# [EXERCISE DESCRIPTION]
Below are the records; collect from them each line containing the string "notes".

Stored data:
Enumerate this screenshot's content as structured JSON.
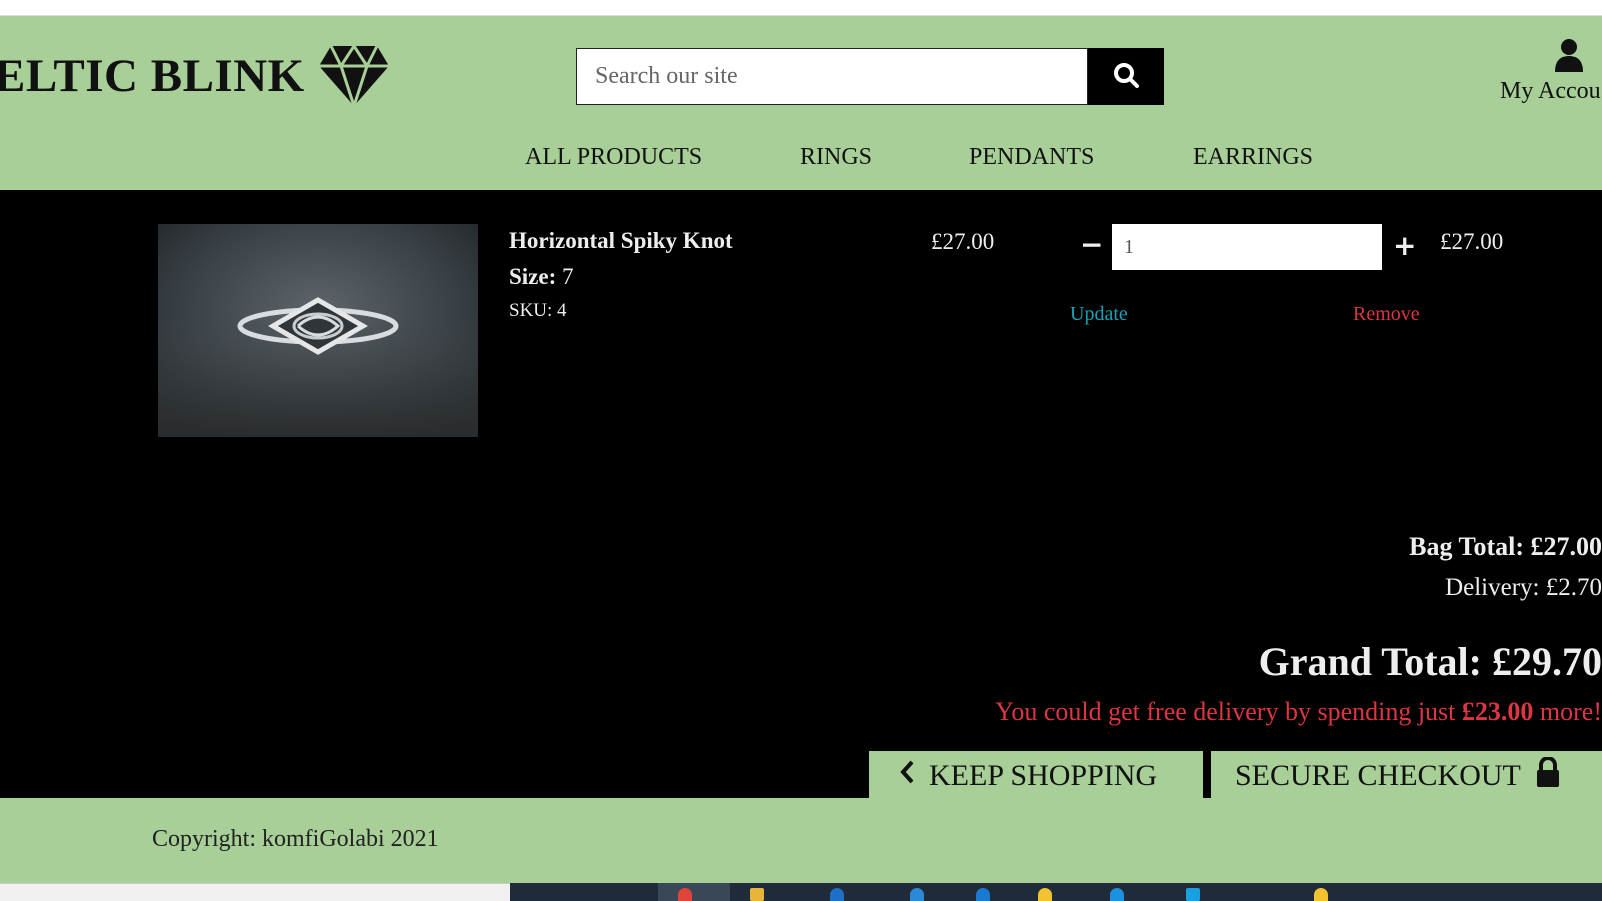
{
  "brand": {
    "name": "ELTIC BLINK"
  },
  "search": {
    "placeholder": "Search our site"
  },
  "account": {
    "label": "My Accou"
  },
  "nav": [
    {
      "label": "ALL PRODUCTS"
    },
    {
      "label": "RINGS"
    },
    {
      "label": "PENDANTS"
    },
    {
      "label": "EARRINGS"
    }
  ],
  "bag": {
    "item": {
      "name": "Horizontal Spiky Knot",
      "size_label": "Size:",
      "size_value": "7",
      "sku": "SKU: 4",
      "price": "£27.00",
      "quantity": "1",
      "subtotal": "£27.00",
      "update_label": "Update",
      "remove_label": "Remove"
    },
    "bag_total": "Bag Total: £27.00",
    "delivery": "Delivery: £2.70",
    "grand_total": "Grand Total: £29.70",
    "free_delivery": {
      "prefix": "You could get free delivery by spending just ",
      "amount": "£23.00",
      "suffix": " more!"
    },
    "keep_shopping_label": "KEEP SHOPPING",
    "checkout_label": "SECURE CHECKOUT"
  },
  "footer": {
    "copyright": "Copyright: komfiGolabi 2021"
  },
  "colors": {
    "accent": "#a8cf98",
    "danger": "#dc3545",
    "info": "#17a2b8",
    "background": "#000000"
  }
}
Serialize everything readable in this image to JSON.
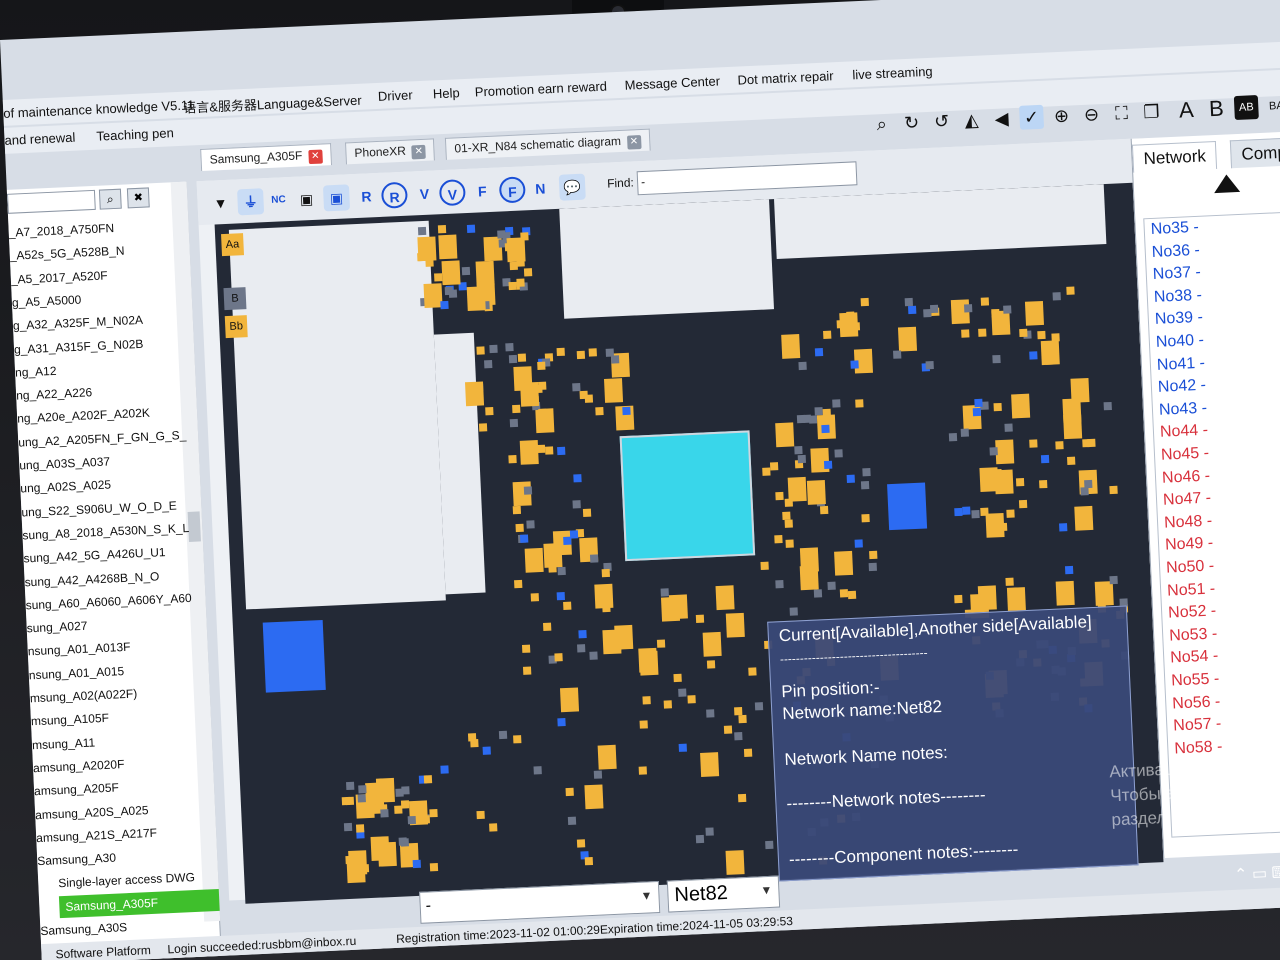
{
  "menu": {
    "title": "of maintenance knowledge V5.11",
    "items": [
      "Language&Server",
      "Driver",
      "Help",
      "Promotion earn reward",
      "Message Center",
      "Dot matrix repair",
      "live streaming"
    ],
    "lang_prefix": "语言&服务器",
    "row2": [
      "and renewal",
      "Teaching pen"
    ]
  },
  "tabs": [
    {
      "label": "Samsung_A305F"
    },
    {
      "label": "PhoneXR"
    },
    {
      "label": "01-XR_N84 schematic diagram"
    }
  ],
  "toolbar_letters": [
    "A",
    "B",
    "AB",
    "BA"
  ],
  "models": [
    "_A7_2018_A750FN",
    "_A52s_5G_A528B_N",
    "_A5_2017_A520F",
    "g_A5_A5000",
    "g_A32_A325F_M_N02A",
    "g_A31_A315F_G_N02B",
    "ng_A12",
    "ng_A22_A226",
    "ng_A20e_A202F_A202K",
    "ung_A2_A205FN_F_GN_G_S_",
    "ung_A03S_A037",
    "ung_A02S_A025",
    "ung_S22_S906U_W_O_D_E",
    "sung_A8_2018_A530N_S_K_L",
    "sung_A42_5G_A426U_U1",
    "sung_A42_A4268B_N_O",
    "sung_A60_A6060_A606Y_A60",
    "sung_A027",
    "nsung_A01_A013F",
    "nsung_A01_A015",
    "msung_A02(A022F)",
    "msung_A105F",
    "msung_A11",
    "amsung_A2020F",
    "amsung_A205F",
    "amsung_A20S_A025",
    "amsung_A21S_A217F",
    "Samsung_A30",
    "Single-layer access DWG",
    "Samsung_A305F",
    "Samsung_A30S"
  ],
  "find": {
    "label": "Find:",
    "value": "-"
  },
  "layer_buttons": [
    "Aa",
    "B",
    "Bb"
  ],
  "layer_icons": [
    "NC",
    "R",
    "R",
    "V",
    "V",
    "F",
    "F",
    "N"
  ],
  "right_tabs": [
    "Network",
    "Comp"
  ],
  "nets_blue": [
    "No35",
    "No36",
    "No37",
    "No38",
    "No39",
    "No40",
    "No41",
    "No42",
    "No43"
  ],
  "nets_red": [
    "No44",
    "No45",
    "No46",
    "No47",
    "No48",
    "No49",
    "No50",
    "No51",
    "No52",
    "No53",
    "No54",
    "No55",
    "No56",
    "No57",
    "No58"
  ],
  "net_suffix": "-",
  "tooltip": {
    "line1": "Current[Available],Another side[Available]",
    "line2": "-------------------------------------",
    "line3": "Pin position:-",
    "line4": "Network name:Net82",
    "line5": "Network Name notes:",
    "line6": "--------Network notes--------",
    "line7": "--------Component notes:--------"
  },
  "selectors": {
    "left": "-",
    "right": "Net82"
  },
  "status": {
    "platform": "Software Platform",
    "login": "Login succeeded:rusbbm@inbox.ru",
    "registration": "Registration time:2023-11-02 01:00:29Expiration time:2024-11-05 03:29:53"
  },
  "watermark": {
    "line1": "Активация Windows",
    "line2": "Чтобы активировать Wi",
    "line3": "раздел \"Параметры\"."
  },
  "colors": {
    "pad": "#f2b53c",
    "board": "#232936",
    "selected": "#3fbf2c",
    "net_blue": "#1a4fd6",
    "net_red": "#d8313c"
  }
}
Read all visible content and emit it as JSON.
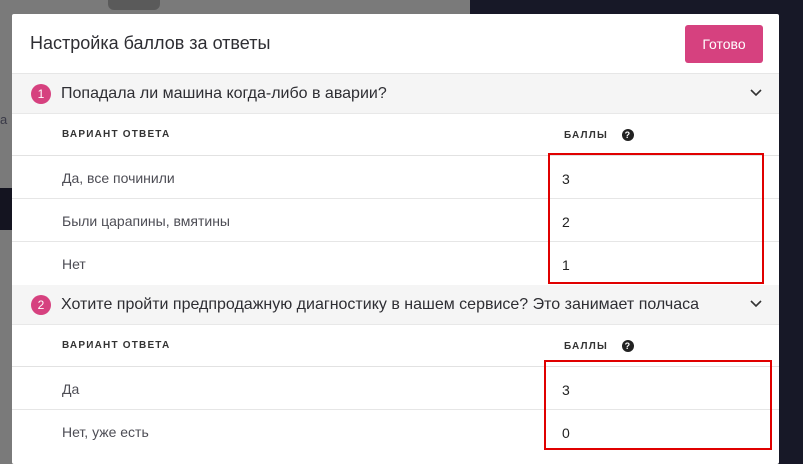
{
  "modal": {
    "title": "Настройка баллов за ответы",
    "done_label": "Готово"
  },
  "questions": [
    {
      "number": "1",
      "text": "Попадала ли машина когда-либо в аварии?",
      "col_answer": "ВАРИАНТ ОТВЕТА",
      "col_points": "БАЛЛЫ",
      "rows": [
        {
          "answer": "Да, все починили",
          "score": "3"
        },
        {
          "answer": "Были царапины, вмятины",
          "score": "2"
        },
        {
          "answer": "Нет",
          "score": "1"
        }
      ]
    },
    {
      "number": "2",
      "text": "Хотите пройти предпродажную диагностику в нашем сервисе? Это занимает полчаса",
      "col_answer": "ВАРИАНТ ОТВЕТА",
      "col_points": "БАЛЛЫ",
      "rows": [
        {
          "answer": "Да",
          "score": "3"
        },
        {
          "answer": "Нет, уже есть",
          "score": "0"
        }
      ]
    }
  ],
  "colors": {
    "accent": "#d6417f",
    "highlight": "#e00000",
    "backdrop_dark": "#171827"
  },
  "icons": {
    "collapse": "chevron-down-icon",
    "help": "question-circle-icon"
  },
  "background": {
    "fragment_text": "а"
  }
}
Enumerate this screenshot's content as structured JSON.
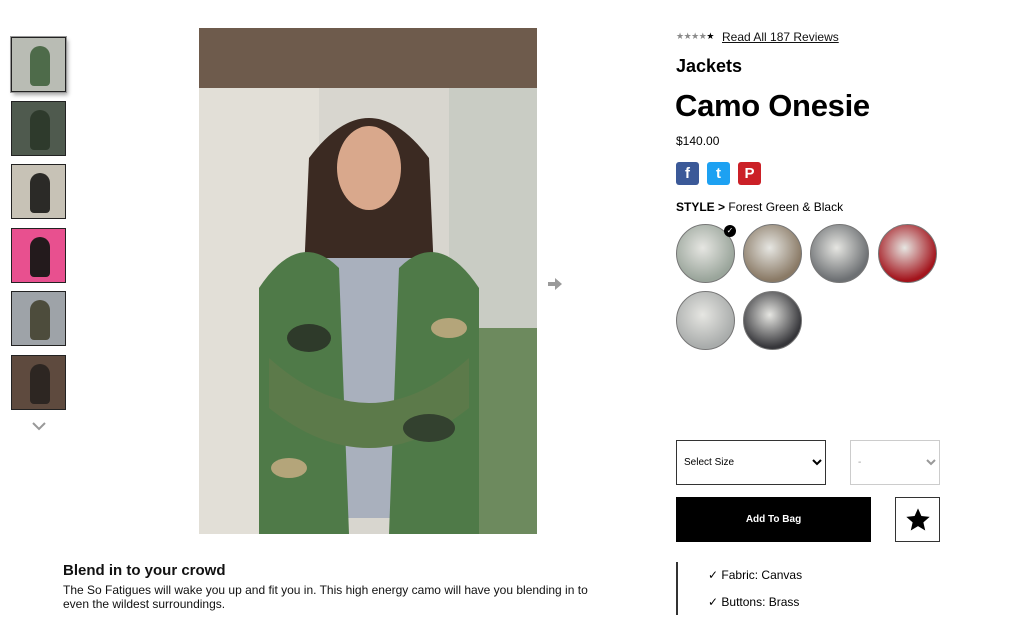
{
  "thumbnails": [
    {
      "name": "thumb-1",
      "bg": "#b9bcb4",
      "fig": "#4e6b4a"
    },
    {
      "name": "thumb-2",
      "bg": "#4f5a4e",
      "fig": "#2e3a2c"
    },
    {
      "name": "thumb-3",
      "bg": "#c7c2b6",
      "fig": "#2b2a27"
    },
    {
      "name": "thumb-4",
      "bg": "#e8508f",
      "fig": "#231a1c"
    },
    {
      "name": "thumb-5",
      "bg": "#9ea3a8",
      "fig": "#4d4c3c"
    },
    {
      "name": "thumb-6",
      "bg": "#5e4a3e",
      "fig": "#2d2622"
    }
  ],
  "rating": {
    "value": 4,
    "max": 5,
    "reviews_label": "Read All 187 Reviews"
  },
  "category": "Jackets",
  "product_title": "Camo Onesie",
  "price": "$140.00",
  "social": {
    "facebook": "f",
    "twitter": "t",
    "pinterest": "P"
  },
  "style": {
    "label": "STYLE >",
    "value": "Forest Green & Black"
  },
  "swatches": [
    {
      "color": "#9aa59b",
      "selected": true
    },
    {
      "color": "#8a7a66",
      "selected": false
    },
    {
      "color": "#6d7073",
      "selected": false
    },
    {
      "color": "#a3141c",
      "selected": false
    },
    {
      "color": "#a9acab",
      "selected": false
    },
    {
      "color": "#36363a",
      "selected": false
    }
  ],
  "size_select": {
    "label": "Select Size"
  },
  "qty_select": {
    "label": "-"
  },
  "add_to_bag": "Add To Bag",
  "description": {
    "title": "Blend in to your crowd",
    "body": "The So Fatigues will wake you up and fit you in. This high energy camo will have you blending in to even the wildest surroundings."
  },
  "features": [
    "✓ Fabric: Canvas",
    "✓ Buttons: Brass"
  ],
  "colors": {
    "accent": "#000000",
    "facebook": "#3b5998",
    "twitter": "#1da1f2",
    "pinterest": "#cb2027"
  }
}
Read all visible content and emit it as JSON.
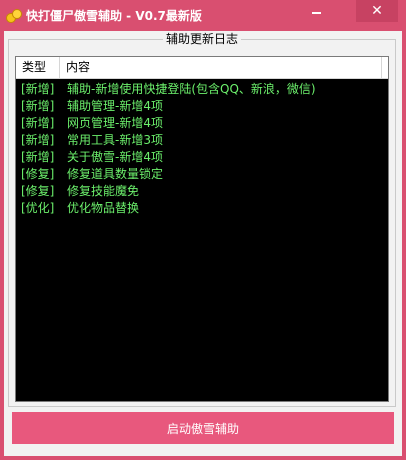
{
  "window": {
    "title": "快打僵尸傲雪辅助 - V0.7最新版",
    "minimize_glyph": "—",
    "close_glyph": "✕",
    "accent": "#d94f70"
  },
  "group": {
    "title": "辅助更新日志"
  },
  "list": {
    "columns": [
      "类型",
      "内容"
    ],
    "rows": [
      {
        "type": "[新增]",
        "content": "辅助-新增使用快捷登陆(包含QQ、新浪，微信)"
      },
      {
        "type": "[新增]",
        "content": "辅助管理-新增4项"
      },
      {
        "type": "[新增]",
        "content": "网页管理-新增4项"
      },
      {
        "type": "[新增]",
        "content": "常用工具-新增3项"
      },
      {
        "type": "[新增]",
        "content": "关于傲雪-新增4项"
      },
      {
        "type": "[修复]",
        "content": "修复道具数量锁定"
      },
      {
        "type": "[修复]",
        "content": "修复技能魔免"
      },
      {
        "type": "[优化]",
        "content": "优化物品替换"
      }
    ],
    "text_color": "#6cf06c"
  },
  "start_button": {
    "label": "启动傲雪辅助",
    "color": "#e8587d"
  }
}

# [WRITTEN SOLUTION]
    "line5": "Network Name notes:",
    "line6": "--------Network notes--------",
    "line7": "--------Component notes:--------"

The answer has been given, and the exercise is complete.